In 2016, the Bureau of Police Research and Development (BPRD) came up with an elaborate model prison manual. The model prison manual is aligned with international standards such as the United Nations Rules for the Treatment of Women Prisoners (UN Bangkok Rules) and the UN Minimum Standards for Treatment of Prisoners (the Mandela Rules). Both call for the repeal of practices that discriminate on the grounds of race, colour, sex, language, religion, political or other opinion, national or social origin, property, birth or any other status.

The International Covenant on Civil and Political Rights, propounded by the United Nations in 1977, to which India is a party, has clearly stated that: “No one shall be required to perform forced or compulsory labour.”

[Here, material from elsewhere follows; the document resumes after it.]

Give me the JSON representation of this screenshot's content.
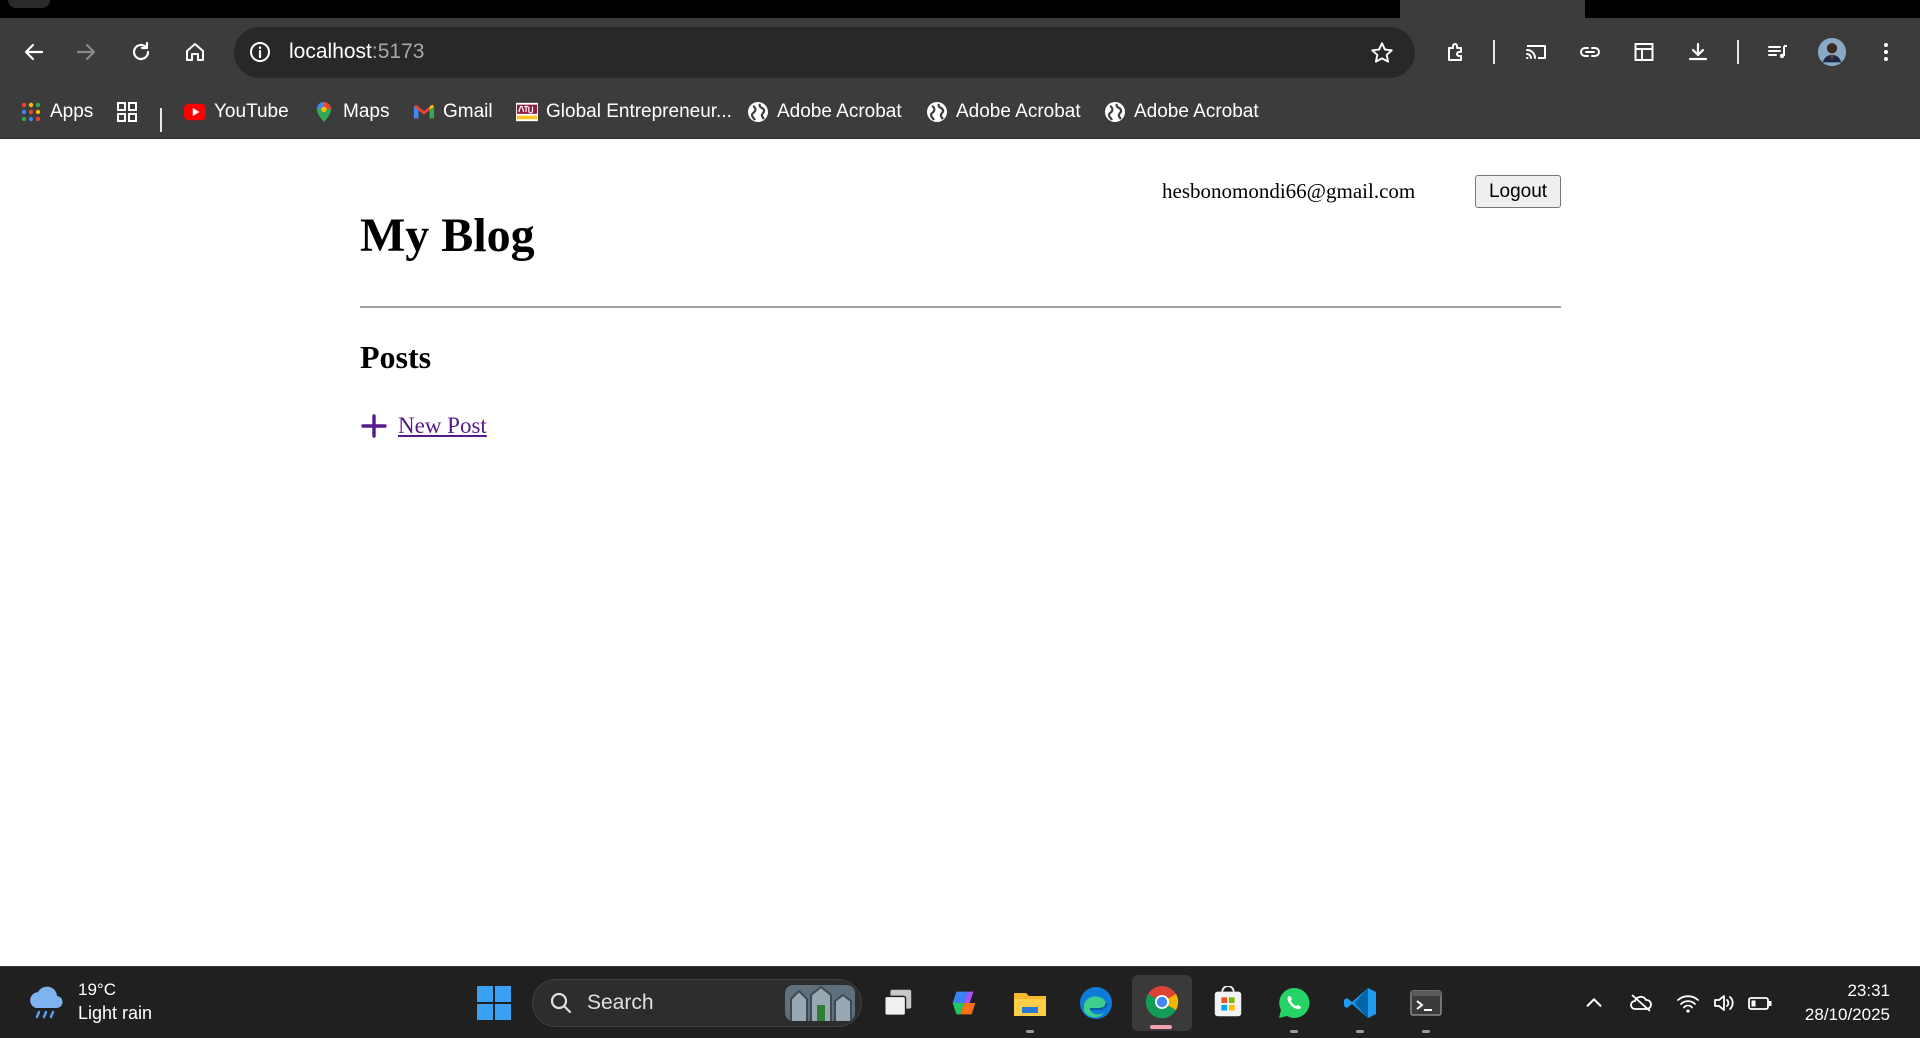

Acknowledging the problems in the existing prison manual of different states, the model prison manual states, “Management of kitchen or cooking of food on caste or religious basis will be totally banned in prisons.” Similarly, the model manual also bars any kind of “special treatment” to a prisoner on the basis of her caste or religion. In fact, the model prison manual lists “agitating or acting on the basis of caste or religious” as a punishable offence. But implementation of the model prison manual remains a far cry in India.